U.S. Secretary of State Mike Pompeo said on Monday he was hopeful he would send a delegation to North Korea in the coming weeks but that he had "no commitment yet."

While North Korea's official media said last week Kim and Trump had decided at the summit to continue talks, its Vice Foreign Minister Choe Son Hui told reporters Kim "might lose his willingness to pursue a deal" and questioned the need to continue.

U.S. State Department spokesman Robert Palladino told a news briefing that the United States remains "in regular contact" with North Korea, but he declined to say whether they had been in contact since the summit.

Palladino said U.S. Special Representative for North Korea Stephen Biegun, who led pre-summit negotiation efforts, planned to meet his South Korean and Japanese counterparts on Wednesday.

Yonhap also quoted lawmakers briefed by intelligence officials as saying that the five-megawatt reactor at North Korea's main nuclear site at Yongbyon, which produces weapons-grade plutonium used to build bombs, had not been operational since late last year, concurring with a report from the U.N. atomic watchdog.

Yonhap quoted the sources as saying there had been no sign of reprocessing of plutonium from the reactor and that tunnels at North Korea's main nuclear test site in Punggye-ri had remained shut down and unattended since their widely publicized destruction in May, which Pyongyang said was proof of its commitment to ending nuclear testing.

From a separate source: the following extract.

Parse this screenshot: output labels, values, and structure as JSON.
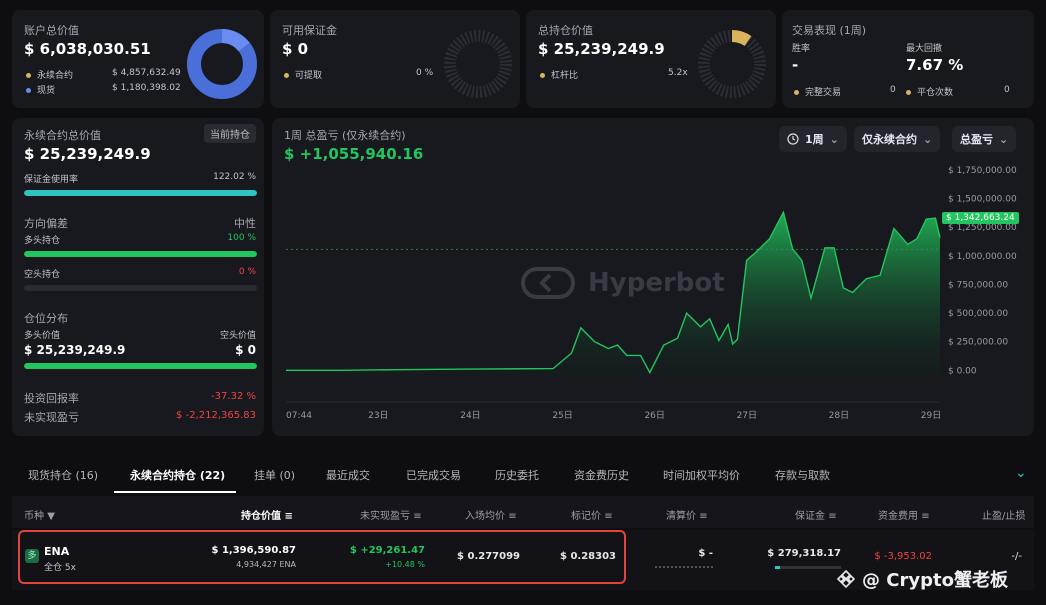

The fate of the Yongbyon nuclear complex and its possible dismantling was a central issue in the Hanoi summit.

SEE ALSO: Satellite Images Reveal North Korea's Vast Network Of Secret Mountain Missile Bases

WATCH NEXT: North Korea Fires it's 'Most Powerful' ICBM Yet

U.S. Air Force/Staff Sgt. Sandra Welch

This article originally appeared on Military.com.

Inside Forward Operating Base Oqab in Kabul, Afghanistan stands a wall painted with a mural of an airman kneeling before a battlefield cross. Beneath it, a black gravestone bookended with flowers and dangling dog tags displays the names of eight U.S. airmen and an American contractor killed in a horrific insider attack at Kabul International Airport in 2011.

It's one of a number of such memorials ranging from plaques, murals and concrete T-walls scattered across Afghanistan. For the last eight years, those tributes have been proof to the families of the fallen that their loved ones have not been forgotten. But with a final U.S. pullout from Afghanistan possibly imminent, those families fear the combat-zone memorials may be lost for good.

Read More Show Less
DOD photo

After a string of high profile incidents, the commander overseeing the Navy SEALs released an all hands memo stating that the elite Naval Special Warfare community has a discipline problem, and pinned the blame on those who place loyalty to their teammates over the Navy and the nation they serve.

Read More Show Less
Ed Mahoney/Kickstarter

In June 2011 Iraq's defense minister announced that U.S. troops who had deployed to the country would receive the Iraq Commitment Medal in recognition of their service. Eight years later, millions of qualified veterans have yet to receive it.

The reason: The Iraqi government has so far failed to provide the medals to the Department of Defense for approval and distribution.

A small group of veterans hopes to change that.

Read More Show Less
F-16 Fighting Falcon (Photo: US Air Force)

For a cool $8.5 million, you could be the proud owner of a "fully functioning" F-16 A/B Fighting Falcon fighter jet that a South Florida company acquired from Jordan.

The combat aircraft, which can hit a top speed of 1,357 mph at 40,000 feet, isn't showroom new — it was built in 1980. But it still has a max range of 2,400 miles and an initial climb rate of 62,000 feet per minute and remains militarized, according to The Drive, an automotive website that also covers defense topics, WBDO News 96.5 reported Wednesday.

Read More Show Less